:: RECORDS FOR THIS EXERCISE ::

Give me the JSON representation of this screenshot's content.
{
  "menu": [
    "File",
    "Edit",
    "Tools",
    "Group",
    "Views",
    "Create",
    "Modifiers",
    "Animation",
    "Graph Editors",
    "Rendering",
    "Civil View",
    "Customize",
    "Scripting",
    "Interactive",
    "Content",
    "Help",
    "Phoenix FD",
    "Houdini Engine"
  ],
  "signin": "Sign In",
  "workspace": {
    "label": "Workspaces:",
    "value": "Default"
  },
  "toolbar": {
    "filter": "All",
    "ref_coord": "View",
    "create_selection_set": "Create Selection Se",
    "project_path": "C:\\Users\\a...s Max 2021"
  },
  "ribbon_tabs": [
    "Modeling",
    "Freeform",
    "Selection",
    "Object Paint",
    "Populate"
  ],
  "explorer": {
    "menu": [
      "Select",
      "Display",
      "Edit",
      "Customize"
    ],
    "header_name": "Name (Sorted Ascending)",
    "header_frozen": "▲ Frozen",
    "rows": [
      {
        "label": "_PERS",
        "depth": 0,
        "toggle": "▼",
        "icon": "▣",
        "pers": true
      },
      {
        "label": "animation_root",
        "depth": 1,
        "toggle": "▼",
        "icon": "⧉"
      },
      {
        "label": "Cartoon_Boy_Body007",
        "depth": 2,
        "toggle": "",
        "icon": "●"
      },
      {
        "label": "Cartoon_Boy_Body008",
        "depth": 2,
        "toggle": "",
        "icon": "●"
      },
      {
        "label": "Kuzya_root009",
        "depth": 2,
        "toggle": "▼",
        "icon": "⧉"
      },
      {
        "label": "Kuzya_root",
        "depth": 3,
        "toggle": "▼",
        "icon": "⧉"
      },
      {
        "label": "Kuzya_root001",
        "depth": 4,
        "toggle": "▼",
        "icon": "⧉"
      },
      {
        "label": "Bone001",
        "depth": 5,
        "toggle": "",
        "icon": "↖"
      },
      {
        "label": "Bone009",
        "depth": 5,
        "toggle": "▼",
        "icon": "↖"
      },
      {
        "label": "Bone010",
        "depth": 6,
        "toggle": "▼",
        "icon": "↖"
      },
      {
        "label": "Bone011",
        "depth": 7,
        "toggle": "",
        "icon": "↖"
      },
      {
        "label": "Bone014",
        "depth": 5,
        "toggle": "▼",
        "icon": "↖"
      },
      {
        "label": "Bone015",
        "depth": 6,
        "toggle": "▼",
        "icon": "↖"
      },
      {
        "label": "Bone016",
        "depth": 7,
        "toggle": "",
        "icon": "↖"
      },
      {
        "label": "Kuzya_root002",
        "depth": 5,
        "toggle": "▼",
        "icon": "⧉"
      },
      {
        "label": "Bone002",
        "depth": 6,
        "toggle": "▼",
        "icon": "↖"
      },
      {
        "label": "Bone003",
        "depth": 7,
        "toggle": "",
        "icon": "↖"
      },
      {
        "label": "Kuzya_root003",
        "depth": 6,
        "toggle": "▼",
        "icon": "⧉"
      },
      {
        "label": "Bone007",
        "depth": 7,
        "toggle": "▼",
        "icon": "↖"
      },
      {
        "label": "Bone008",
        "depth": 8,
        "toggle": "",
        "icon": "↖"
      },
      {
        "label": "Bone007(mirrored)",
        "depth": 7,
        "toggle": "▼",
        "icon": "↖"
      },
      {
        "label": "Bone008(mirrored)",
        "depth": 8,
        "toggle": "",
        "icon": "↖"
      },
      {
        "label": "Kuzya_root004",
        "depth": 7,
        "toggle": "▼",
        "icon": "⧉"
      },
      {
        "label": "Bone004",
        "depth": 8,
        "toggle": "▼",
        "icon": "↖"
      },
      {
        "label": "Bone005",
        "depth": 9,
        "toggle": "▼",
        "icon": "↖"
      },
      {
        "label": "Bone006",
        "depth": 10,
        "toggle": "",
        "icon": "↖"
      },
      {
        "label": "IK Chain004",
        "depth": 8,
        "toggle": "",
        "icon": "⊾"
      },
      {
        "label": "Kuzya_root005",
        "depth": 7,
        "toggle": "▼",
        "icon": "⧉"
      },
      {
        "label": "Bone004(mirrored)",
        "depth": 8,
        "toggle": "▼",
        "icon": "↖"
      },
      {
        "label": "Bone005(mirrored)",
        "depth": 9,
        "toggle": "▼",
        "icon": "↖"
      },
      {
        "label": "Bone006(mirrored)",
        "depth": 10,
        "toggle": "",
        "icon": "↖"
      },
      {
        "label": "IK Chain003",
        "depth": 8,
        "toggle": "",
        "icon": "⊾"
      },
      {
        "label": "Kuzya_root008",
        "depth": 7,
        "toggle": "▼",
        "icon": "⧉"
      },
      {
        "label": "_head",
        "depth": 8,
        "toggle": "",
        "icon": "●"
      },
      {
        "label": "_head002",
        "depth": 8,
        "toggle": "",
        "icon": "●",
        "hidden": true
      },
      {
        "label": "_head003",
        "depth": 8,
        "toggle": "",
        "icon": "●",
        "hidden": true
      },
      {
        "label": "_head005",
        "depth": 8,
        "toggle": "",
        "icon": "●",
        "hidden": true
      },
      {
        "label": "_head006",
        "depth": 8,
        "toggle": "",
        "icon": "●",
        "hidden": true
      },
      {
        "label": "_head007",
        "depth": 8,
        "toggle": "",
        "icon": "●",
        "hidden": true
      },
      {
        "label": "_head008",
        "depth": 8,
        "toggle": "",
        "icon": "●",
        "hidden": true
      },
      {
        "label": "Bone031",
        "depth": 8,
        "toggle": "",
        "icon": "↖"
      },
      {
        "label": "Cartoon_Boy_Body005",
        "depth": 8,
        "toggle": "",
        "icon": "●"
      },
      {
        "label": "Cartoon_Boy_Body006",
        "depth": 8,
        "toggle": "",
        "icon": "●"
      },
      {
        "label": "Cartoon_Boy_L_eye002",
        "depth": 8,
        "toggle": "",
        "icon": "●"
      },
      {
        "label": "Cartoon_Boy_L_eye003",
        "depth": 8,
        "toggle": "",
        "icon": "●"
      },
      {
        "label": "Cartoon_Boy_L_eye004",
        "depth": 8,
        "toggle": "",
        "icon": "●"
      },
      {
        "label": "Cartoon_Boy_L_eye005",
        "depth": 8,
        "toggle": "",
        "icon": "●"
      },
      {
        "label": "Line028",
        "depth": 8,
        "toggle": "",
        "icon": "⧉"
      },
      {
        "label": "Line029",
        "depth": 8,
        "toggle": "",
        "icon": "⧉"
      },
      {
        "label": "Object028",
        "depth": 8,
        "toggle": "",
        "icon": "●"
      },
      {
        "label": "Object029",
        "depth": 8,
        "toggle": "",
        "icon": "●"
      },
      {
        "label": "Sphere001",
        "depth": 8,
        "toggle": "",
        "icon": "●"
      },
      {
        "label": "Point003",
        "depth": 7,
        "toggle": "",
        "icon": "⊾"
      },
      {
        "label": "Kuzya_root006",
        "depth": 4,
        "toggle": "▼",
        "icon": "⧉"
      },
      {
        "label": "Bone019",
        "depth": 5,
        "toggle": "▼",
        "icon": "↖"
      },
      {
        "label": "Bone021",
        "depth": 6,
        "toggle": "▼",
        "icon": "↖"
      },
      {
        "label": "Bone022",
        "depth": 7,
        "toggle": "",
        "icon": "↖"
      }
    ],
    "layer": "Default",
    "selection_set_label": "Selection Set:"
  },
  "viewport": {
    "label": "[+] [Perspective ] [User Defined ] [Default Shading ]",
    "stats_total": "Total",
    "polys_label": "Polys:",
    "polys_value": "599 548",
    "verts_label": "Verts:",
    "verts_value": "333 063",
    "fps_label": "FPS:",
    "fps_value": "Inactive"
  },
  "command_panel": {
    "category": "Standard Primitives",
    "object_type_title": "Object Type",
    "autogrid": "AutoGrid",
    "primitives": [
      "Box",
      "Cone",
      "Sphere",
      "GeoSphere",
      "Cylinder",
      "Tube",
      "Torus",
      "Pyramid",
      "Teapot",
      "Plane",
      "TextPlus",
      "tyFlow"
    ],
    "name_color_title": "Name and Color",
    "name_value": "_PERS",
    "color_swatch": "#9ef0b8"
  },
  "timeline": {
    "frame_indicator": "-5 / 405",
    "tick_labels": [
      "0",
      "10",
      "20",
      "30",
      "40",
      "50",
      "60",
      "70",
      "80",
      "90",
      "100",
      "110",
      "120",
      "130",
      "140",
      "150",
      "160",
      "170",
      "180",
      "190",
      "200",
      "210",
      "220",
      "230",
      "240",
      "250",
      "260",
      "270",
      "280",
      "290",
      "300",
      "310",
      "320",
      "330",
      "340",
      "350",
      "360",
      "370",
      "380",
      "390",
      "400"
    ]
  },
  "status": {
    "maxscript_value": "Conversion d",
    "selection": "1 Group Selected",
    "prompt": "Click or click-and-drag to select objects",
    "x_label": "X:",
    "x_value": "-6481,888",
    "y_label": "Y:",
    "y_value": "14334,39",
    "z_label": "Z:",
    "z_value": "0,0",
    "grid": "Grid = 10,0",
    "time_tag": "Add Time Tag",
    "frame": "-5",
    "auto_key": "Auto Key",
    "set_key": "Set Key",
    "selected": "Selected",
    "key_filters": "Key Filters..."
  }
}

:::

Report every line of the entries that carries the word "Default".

    "value": "Default"
    "layer": "Default",
    "label": "[+] [Perspective ] [User Defined ] [Default Shading ]",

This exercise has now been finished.